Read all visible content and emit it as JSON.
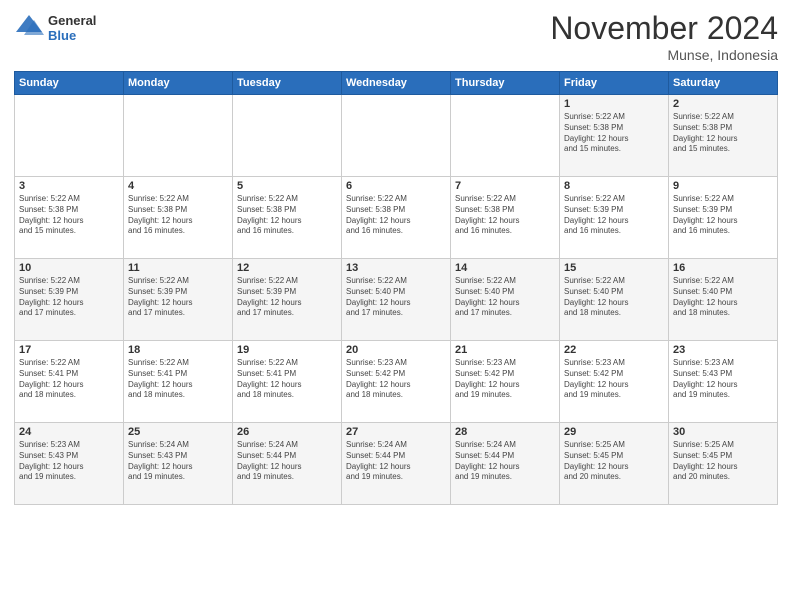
{
  "logo": {
    "general": "General",
    "blue": "Blue"
  },
  "title": "November 2024",
  "location": "Munse, Indonesia",
  "days_of_week": [
    "Sunday",
    "Monday",
    "Tuesday",
    "Wednesday",
    "Thursday",
    "Friday",
    "Saturday"
  ],
  "weeks": [
    [
      {
        "day": "",
        "info": ""
      },
      {
        "day": "",
        "info": ""
      },
      {
        "day": "",
        "info": ""
      },
      {
        "day": "",
        "info": ""
      },
      {
        "day": "",
        "info": ""
      },
      {
        "day": "1",
        "info": "Sunrise: 5:22 AM\nSunset: 5:38 PM\nDaylight: 12 hours\nand 15 minutes."
      },
      {
        "day": "2",
        "info": "Sunrise: 5:22 AM\nSunset: 5:38 PM\nDaylight: 12 hours\nand 15 minutes."
      }
    ],
    [
      {
        "day": "3",
        "info": "Sunrise: 5:22 AM\nSunset: 5:38 PM\nDaylight: 12 hours\nand 15 minutes."
      },
      {
        "day": "4",
        "info": "Sunrise: 5:22 AM\nSunset: 5:38 PM\nDaylight: 12 hours\nand 16 minutes."
      },
      {
        "day": "5",
        "info": "Sunrise: 5:22 AM\nSunset: 5:38 PM\nDaylight: 12 hours\nand 16 minutes."
      },
      {
        "day": "6",
        "info": "Sunrise: 5:22 AM\nSunset: 5:38 PM\nDaylight: 12 hours\nand 16 minutes."
      },
      {
        "day": "7",
        "info": "Sunrise: 5:22 AM\nSunset: 5:38 PM\nDaylight: 12 hours\nand 16 minutes."
      },
      {
        "day": "8",
        "info": "Sunrise: 5:22 AM\nSunset: 5:39 PM\nDaylight: 12 hours\nand 16 minutes."
      },
      {
        "day": "9",
        "info": "Sunrise: 5:22 AM\nSunset: 5:39 PM\nDaylight: 12 hours\nand 16 minutes."
      }
    ],
    [
      {
        "day": "10",
        "info": "Sunrise: 5:22 AM\nSunset: 5:39 PM\nDaylight: 12 hours\nand 17 minutes."
      },
      {
        "day": "11",
        "info": "Sunrise: 5:22 AM\nSunset: 5:39 PM\nDaylight: 12 hours\nand 17 minutes."
      },
      {
        "day": "12",
        "info": "Sunrise: 5:22 AM\nSunset: 5:39 PM\nDaylight: 12 hours\nand 17 minutes."
      },
      {
        "day": "13",
        "info": "Sunrise: 5:22 AM\nSunset: 5:40 PM\nDaylight: 12 hours\nand 17 minutes."
      },
      {
        "day": "14",
        "info": "Sunrise: 5:22 AM\nSunset: 5:40 PM\nDaylight: 12 hours\nand 17 minutes."
      },
      {
        "day": "15",
        "info": "Sunrise: 5:22 AM\nSunset: 5:40 PM\nDaylight: 12 hours\nand 18 minutes."
      },
      {
        "day": "16",
        "info": "Sunrise: 5:22 AM\nSunset: 5:40 PM\nDaylight: 12 hours\nand 18 minutes."
      }
    ],
    [
      {
        "day": "17",
        "info": "Sunrise: 5:22 AM\nSunset: 5:41 PM\nDaylight: 12 hours\nand 18 minutes."
      },
      {
        "day": "18",
        "info": "Sunrise: 5:22 AM\nSunset: 5:41 PM\nDaylight: 12 hours\nand 18 minutes."
      },
      {
        "day": "19",
        "info": "Sunrise: 5:22 AM\nSunset: 5:41 PM\nDaylight: 12 hours\nand 18 minutes."
      },
      {
        "day": "20",
        "info": "Sunrise: 5:23 AM\nSunset: 5:42 PM\nDaylight: 12 hours\nand 18 minutes."
      },
      {
        "day": "21",
        "info": "Sunrise: 5:23 AM\nSunset: 5:42 PM\nDaylight: 12 hours\nand 19 minutes."
      },
      {
        "day": "22",
        "info": "Sunrise: 5:23 AM\nSunset: 5:42 PM\nDaylight: 12 hours\nand 19 minutes."
      },
      {
        "day": "23",
        "info": "Sunrise: 5:23 AM\nSunset: 5:43 PM\nDaylight: 12 hours\nand 19 minutes."
      }
    ],
    [
      {
        "day": "24",
        "info": "Sunrise: 5:23 AM\nSunset: 5:43 PM\nDaylight: 12 hours\nand 19 minutes."
      },
      {
        "day": "25",
        "info": "Sunrise: 5:24 AM\nSunset: 5:43 PM\nDaylight: 12 hours\nand 19 minutes."
      },
      {
        "day": "26",
        "info": "Sunrise: 5:24 AM\nSunset: 5:44 PM\nDaylight: 12 hours\nand 19 minutes."
      },
      {
        "day": "27",
        "info": "Sunrise: 5:24 AM\nSunset: 5:44 PM\nDaylight: 12 hours\nand 19 minutes."
      },
      {
        "day": "28",
        "info": "Sunrise: 5:24 AM\nSunset: 5:44 PM\nDaylight: 12 hours\nand 19 minutes."
      },
      {
        "day": "29",
        "info": "Sunrise: 5:25 AM\nSunset: 5:45 PM\nDaylight: 12 hours\nand 20 minutes."
      },
      {
        "day": "30",
        "info": "Sunrise: 5:25 AM\nSunset: 5:45 PM\nDaylight: 12 hours\nand 20 minutes."
      }
    ]
  ]
}
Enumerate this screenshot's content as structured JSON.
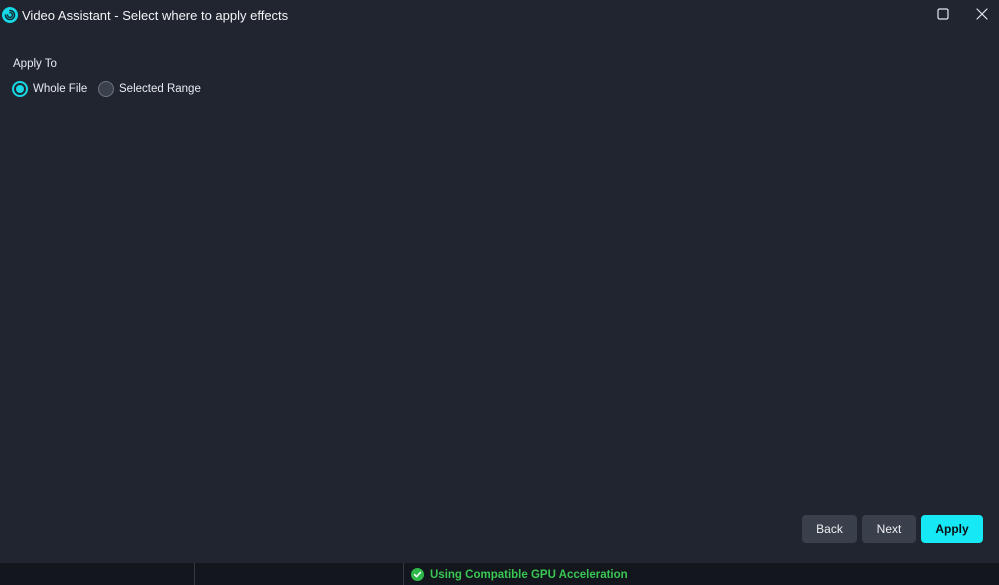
{
  "window": {
    "title": "Video Assistant - Select where to apply effects",
    "icons": {
      "app": "app-logo-icon",
      "maximize": "maximize-icon",
      "close": "close-icon"
    }
  },
  "apply_to": {
    "label": "Apply To",
    "options": [
      {
        "label": "Whole File",
        "selected": true
      },
      {
        "label": "Selected Range",
        "selected": false
      }
    ]
  },
  "buttons": {
    "back": "Back",
    "next": "Next",
    "apply": "Apply"
  },
  "status": {
    "message": "Using Compatible GPU Acceleration",
    "icon": "check-circle-icon",
    "color": "#39c653"
  },
  "colors": {
    "accent": "#16d8e6",
    "background": "#20252f",
    "button": "#393f4b",
    "statusbar": "#13161c"
  }
}
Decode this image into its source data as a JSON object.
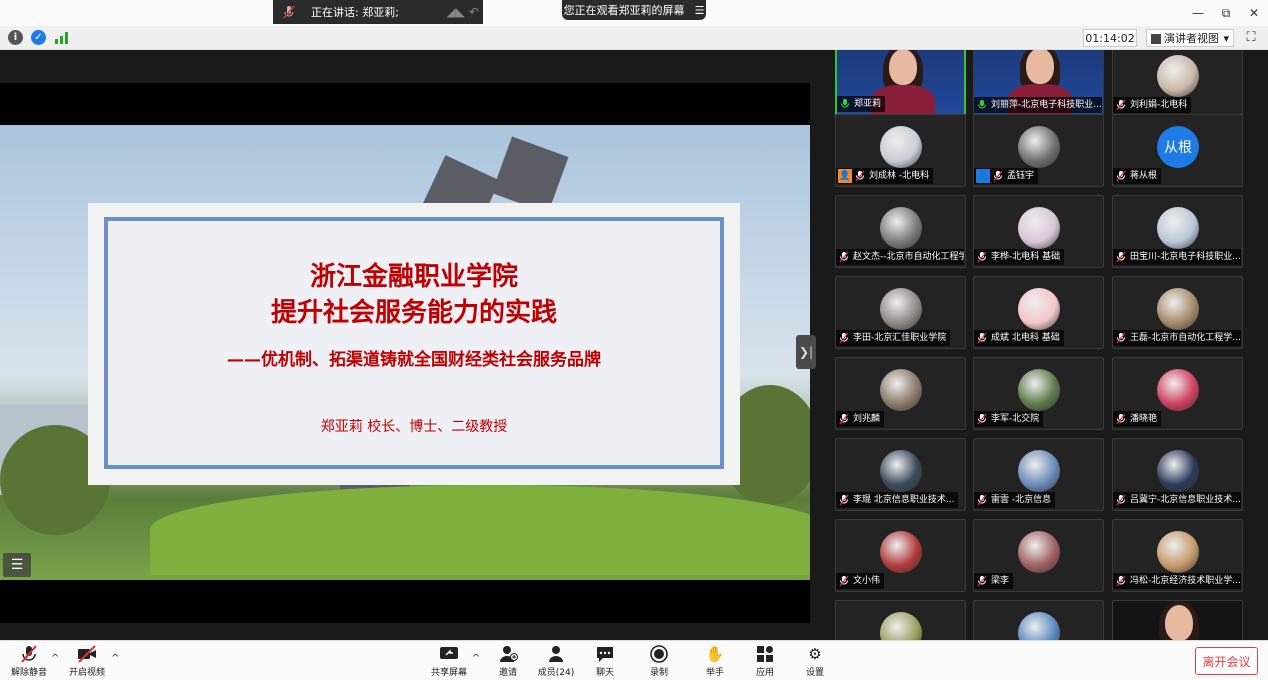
{
  "titlebar": {
    "speaking_label": "正在讲话: 郑亚莉;",
    "viewing_label": "您正在观看郑亚莉的屏幕",
    "minimize": "—",
    "restore": "⧉",
    "close": "✕"
  },
  "toptool": {
    "timer": "01:14:02",
    "view_label": "演讲者视图",
    "view_caret": "▾",
    "fullscreen": "⛶"
  },
  "slide": {
    "title_line1": "浙江金融职业学院",
    "title_line2": "提升社会服务能力的实践",
    "subtitle": "——优机制、拓渠道铸就全国财经类社会服务品牌",
    "author": "郑亚莉   校长、博士、二级教授"
  },
  "participants": [
    {
      "name": "郑亚莉",
      "kind": "video",
      "active": true
    },
    {
      "name": "刘丽萍-北京电子科技职业...",
      "kind": "video-female"
    },
    {
      "name": "刘利娟-北电科",
      "kind": "photo",
      "color": "#c9b8a8"
    },
    {
      "name": "刘成林 -北电科",
      "kind": "photo",
      "color": "#c8cdd5",
      "badge": "orange"
    },
    {
      "name": "孟钰宇",
      "kind": "photo",
      "color": "#6e6e6e",
      "badge": "blue"
    },
    {
      "name": "蒋从根",
      "kind": "text",
      "avatar_text": "从根"
    },
    {
      "name": "赵文杰--北京市自动化工程学...",
      "kind": "photo",
      "color": "#7a7a7a"
    },
    {
      "name": "李桦-北电科 基础",
      "kind": "photo",
      "color": "#d9c6d6"
    },
    {
      "name": "田宝川-北京电子科技职业...",
      "kind": "photo",
      "color": "#b9c8d8"
    },
    {
      "name": "李田-北京汇佳职业学院",
      "kind": "photo",
      "color": "#8f8a86"
    },
    {
      "name": "成斌 北电科 基础",
      "kind": "photo",
      "color": "#f4c6c8"
    },
    {
      "name": "王磊-北京市自动化工程学...",
      "kind": "photo",
      "color": "#a58a6a"
    },
    {
      "name": "刘兆麟",
      "kind": "photo",
      "color": "#8a7a6a"
    },
    {
      "name": "李军-北交院",
      "kind": "photo",
      "color": "#5e7a4a"
    },
    {
      "name": "潘晓艳",
      "kind": "photo",
      "color": "#d04060"
    },
    {
      "name": "李琨 北京信息职业技术...",
      "kind": "photo",
      "color": "#3a4a5a"
    },
    {
      "name": "雷雲 -北京信息",
      "kind": "photo",
      "color": "#6a8ab8"
    },
    {
      "name": "吕冀宁-北京信息职业技术...",
      "kind": "photo",
      "color": "#2a3a5a"
    },
    {
      "name": "文小伟",
      "kind": "photo",
      "color": "#b03a3a"
    },
    {
      "name": "梁李",
      "kind": "photo",
      "color": "#a06060"
    },
    {
      "name": "冯松-北京经济技术职业学...",
      "kind": "photo",
      "color": "#c49a6a"
    },
    {
      "name": "",
      "kind": "photo",
      "color": "#9aa060"
    },
    {
      "name": "",
      "kind": "photo",
      "color": "#5a8ac0"
    },
    {
      "name": "",
      "kind": "video-female-dark"
    }
  ],
  "bottombar": {
    "unmute": "解除静音",
    "start_video": "开启视频",
    "share_screen": "共享屏幕",
    "invite": "邀请",
    "members": "成员(24)",
    "chat": "聊天",
    "record": "录制",
    "raise_hand": "举手",
    "apps": "应用",
    "settings": "设置",
    "leave": "离开会议"
  }
}
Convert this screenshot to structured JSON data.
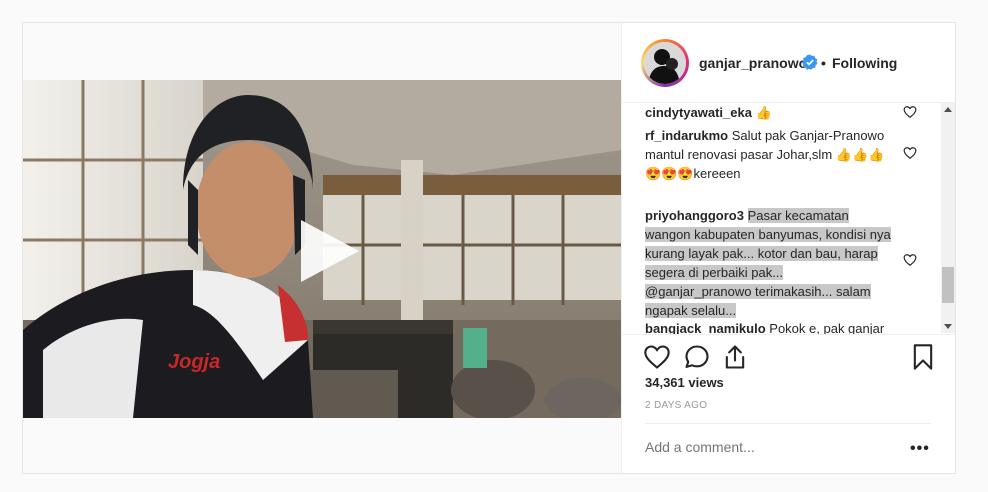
{
  "post": {
    "author": "ganjar_pranowo",
    "follow_status": "Following",
    "separator": "•",
    "views": "34,361 views",
    "timestamp": "2 DAYS AGO",
    "comment_placeholder": "Add a comment...",
    "more_label": "•••"
  },
  "comments": [
    {
      "user": "cindytyawati_eka",
      "text": "👍"
    },
    {
      "user": "rf_indarukmo",
      "text": "Salut pak Ganjar-Pranowo mantul renovasi pasar Johar,slm 👍👍👍😍😍😍kereeen"
    },
    {
      "user": "priyohanggoro3",
      "text": "Pasar kecamatan wangon kabupaten banyumas, kondisi nya kurang layak pak... kotor dan bau, harap segera di perbaiki pak... @ganjar_pranowo terimakasih... salam ngapak selalu..."
    },
    {
      "user": "bangjack_namikulo",
      "text": "Pokok e, pak ganjar nyalon lagi awasss tak coblos"
    }
  ],
  "icons": {
    "play": "play-icon",
    "verified": "verified-badge-icon",
    "like": "heart-icon",
    "comment": "comment-icon",
    "share": "share-icon",
    "save": "bookmark-icon"
  },
  "colors": {
    "verified": "#3897f0",
    "selection_highlight": "#c8c8c8",
    "muted_text": "#999999"
  }
}
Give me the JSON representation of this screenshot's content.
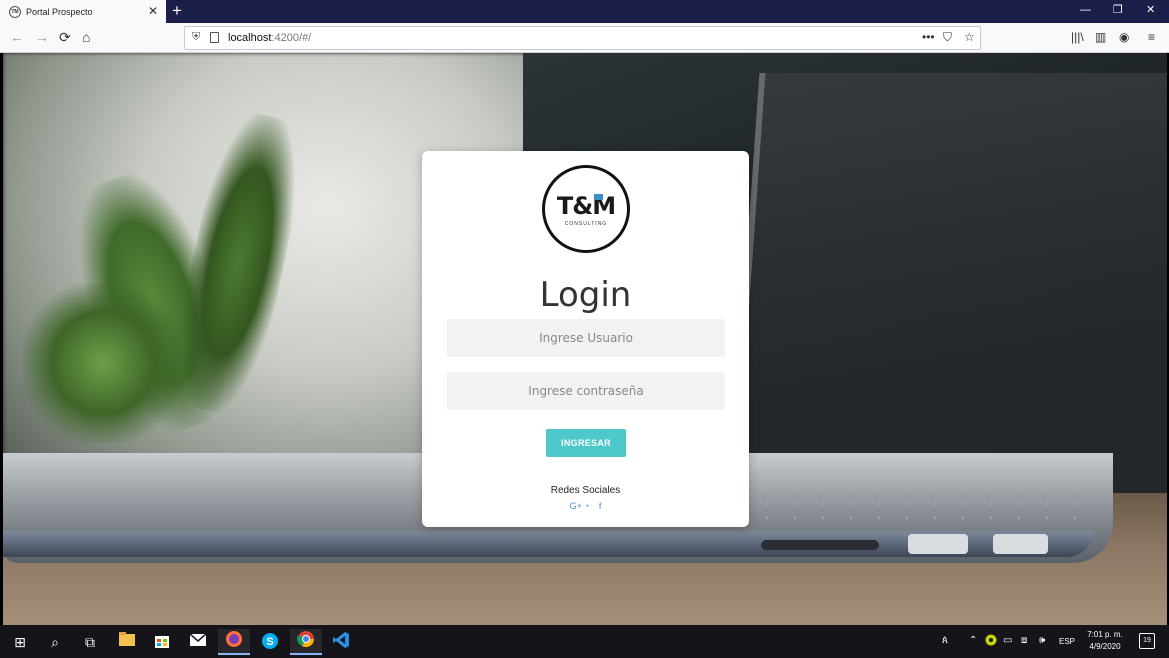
{
  "browser": {
    "tab_title": "Portal Prospecto",
    "tab_favicon_text": "TM",
    "tab_close": "✕",
    "new_tab": "+",
    "window_controls": {
      "minimize": "—",
      "restore": "❐",
      "close": "✕"
    },
    "nav": {
      "back": "←",
      "forward": "→",
      "reload": "⟳",
      "home": "⌂"
    },
    "url_host": "localhost",
    "url_rest": ":4200/#/",
    "url_actions": {
      "more": "•••",
      "pocket": "⛉",
      "bookmark": "☆"
    },
    "toolbar_right": {
      "library": "|||\\",
      "sidebar": "▥",
      "account": "◉",
      "menu": "≡"
    }
  },
  "login": {
    "logo_text": "T&M",
    "logo_subtext": "CONSULTING",
    "title": "Login",
    "username_placeholder": "Ingrese Usuario",
    "password_placeholder": "Ingrese contraseña",
    "submit_label": "INGRESAR",
    "social_label": "Redes Sociales",
    "social_icons": {
      "google": "G+",
      "github": "◔",
      "facebook": "f"
    }
  },
  "taskbar": {
    "start": "⊞",
    "search": "⌕",
    "task_view": "⧉",
    "apps": [
      "file-explorer",
      "store",
      "mail",
      "firefox",
      "skype",
      "chrome",
      "vscode"
    ],
    "tray": {
      "people": "ጰ",
      "chevron": "⌃",
      "language": "ESP"
    },
    "time": "7:01 p. m.",
    "date": "4/9/2020",
    "notification_count": "19"
  },
  "colors": {
    "accent_button": "#4dc8cb",
    "social_icon": "#4a90d6",
    "tab_strip": "#1d1d4a"
  }
}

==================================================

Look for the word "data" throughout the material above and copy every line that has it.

• **Result below**
Decode this image into its source data as a JSON object.
Convert this screenshot to structured JSON data.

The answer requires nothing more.